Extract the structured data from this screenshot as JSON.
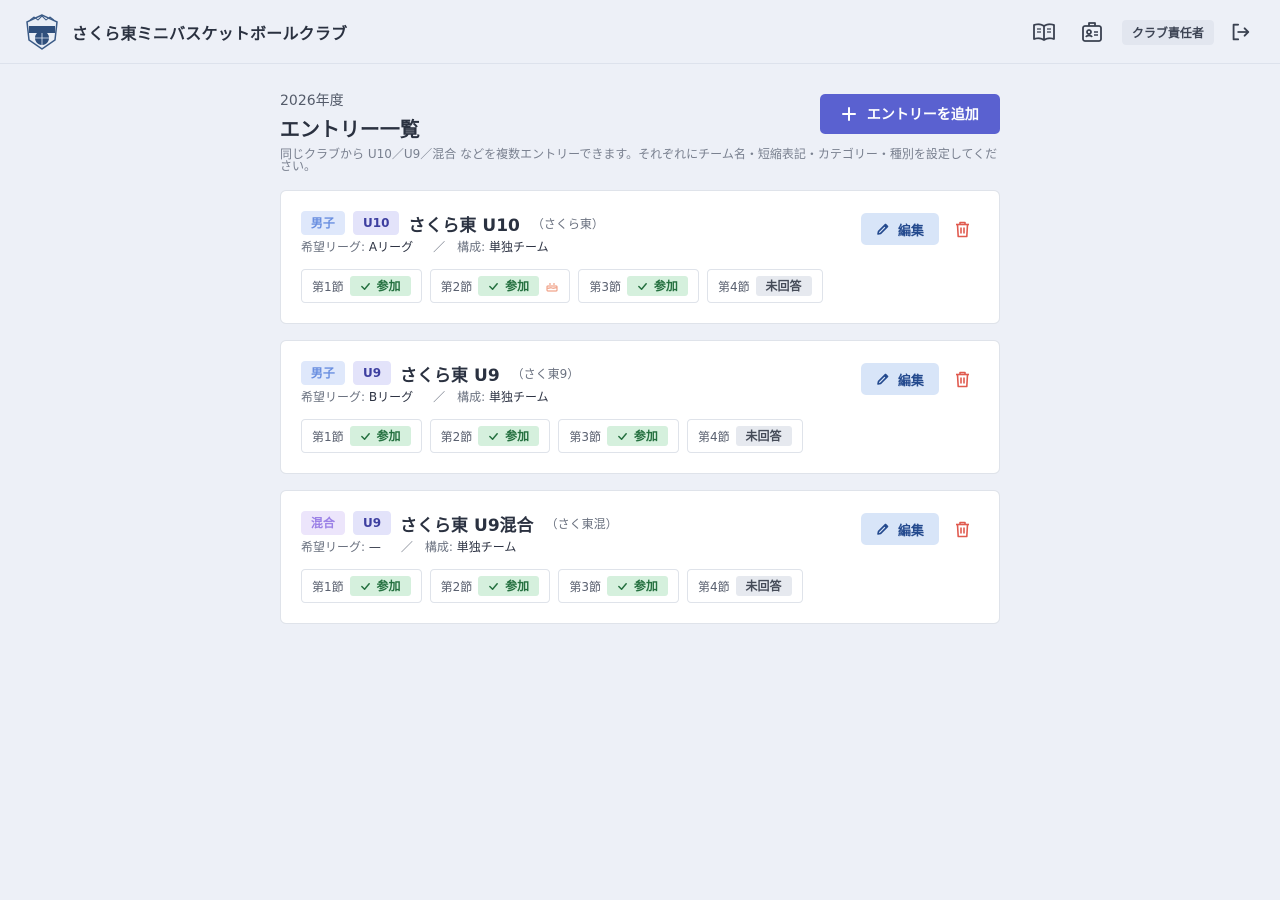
{
  "header": {
    "app_title": "さくら東ミニバスケットボールクラブ",
    "logo_text": "HYOGO",
    "role_badge": "クラブ責任者",
    "icons": [
      "book-open-icon",
      "id-card-icon",
      "logout-icon"
    ]
  },
  "page": {
    "year": "2026年度",
    "title": "エントリー一覧",
    "subtitle": "同じクラブから U10／U9／混合 などを複数エントリーできます。それぞれにチーム名・短縮表記・カテゴリー・種別を設定してください。",
    "add_button_label": "エントリーを追加"
  },
  "labels": {
    "league_prefix": "希望リーグ: ",
    "composition_prefix": "構成: ",
    "separator": "／",
    "edit": "編集"
  },
  "entries": [
    {
      "gender": "男子",
      "age": "U10",
      "name": "さくら東 U10",
      "short": "（さくら東）",
      "league": "Aリーグ",
      "composition": "単独チーム",
      "rounds": [
        {
          "label": "第1節",
          "status": "参加"
        },
        {
          "label": "第2節",
          "status": "参加"
        },
        {
          "label": "第3節",
          "status": "参加"
        },
        {
          "label": "第4節",
          "status": "未回答"
        }
      ]
    },
    {
      "gender": "男子",
      "age": "U9",
      "name": "さくら東 U9",
      "short": "（さく東9）",
      "league": "Bリーグ",
      "composition": "単独チーム",
      "rounds": [
        {
          "label": "第1節",
          "status": "参加"
        },
        {
          "label": "第2節",
          "status": "参加"
        },
        {
          "label": "第3節",
          "status": "参加"
        },
        {
          "label": "第4節",
          "status": "未回答"
        }
      ]
    },
    {
      "gender": "混合",
      "age": "U9",
      "name": "さくら東 U9混合",
      "short": "（さく東混）",
      "league": "—",
      "composition": "単独チーム",
      "rounds": [
        {
          "label": "第1節",
          "status": "参加"
        },
        {
          "label": "第2節",
          "status": "参加"
        },
        {
          "label": "第3節",
          "status": "参加"
        },
        {
          "label": "第4節",
          "status": "未回答"
        }
      ]
    }
  ],
  "colors": {
    "primary": "#5a61d0",
    "background": "#edf0f7",
    "ok_bg": "#d5f0dd",
    "ok_text": "#24703f",
    "delete": "#e05a4f"
  }
}
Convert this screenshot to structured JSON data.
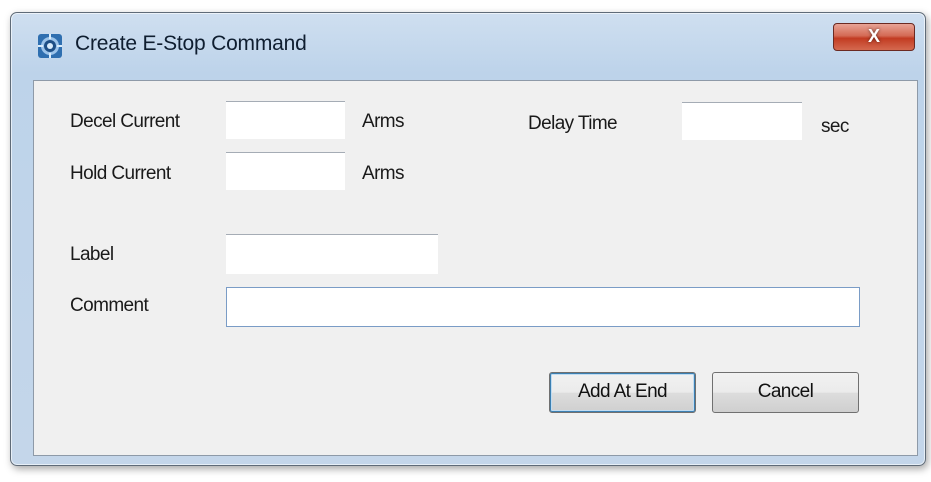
{
  "window": {
    "title": "Create E-Stop Command",
    "close_label": "X"
  },
  "form": {
    "decel_current": {
      "label": "Decel Current",
      "value": "",
      "unit": "Arms"
    },
    "hold_current": {
      "label": "Hold Current",
      "value": "",
      "unit": "Arms"
    },
    "delay_time": {
      "label": "Delay Time",
      "value": "",
      "unit": "sec"
    },
    "label_field": {
      "label": "Label",
      "value": ""
    },
    "comment": {
      "label": "Comment",
      "value": ""
    }
  },
  "buttons": {
    "add_at_end": "Add At End",
    "cancel": "Cancel"
  },
  "colors": {
    "titlebar": "#bdd3ea",
    "close_button": "#c23b22",
    "client_bg": "#f0f0f0"
  }
}
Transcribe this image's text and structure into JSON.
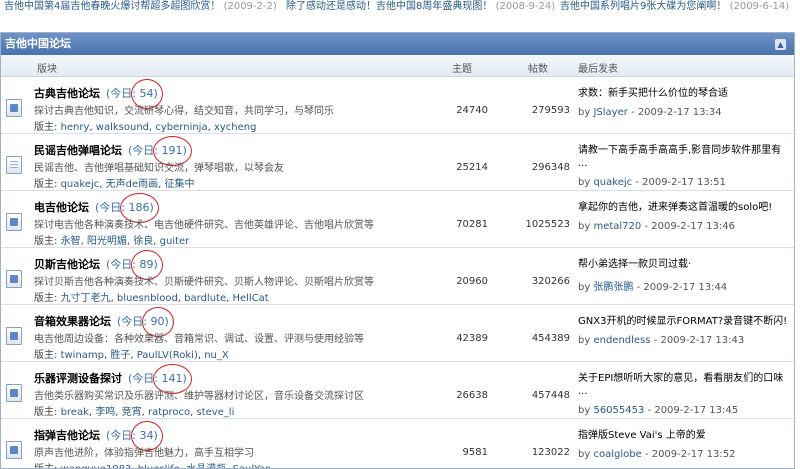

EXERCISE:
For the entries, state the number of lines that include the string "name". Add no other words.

OUTPUT FOR THIS TASK:
3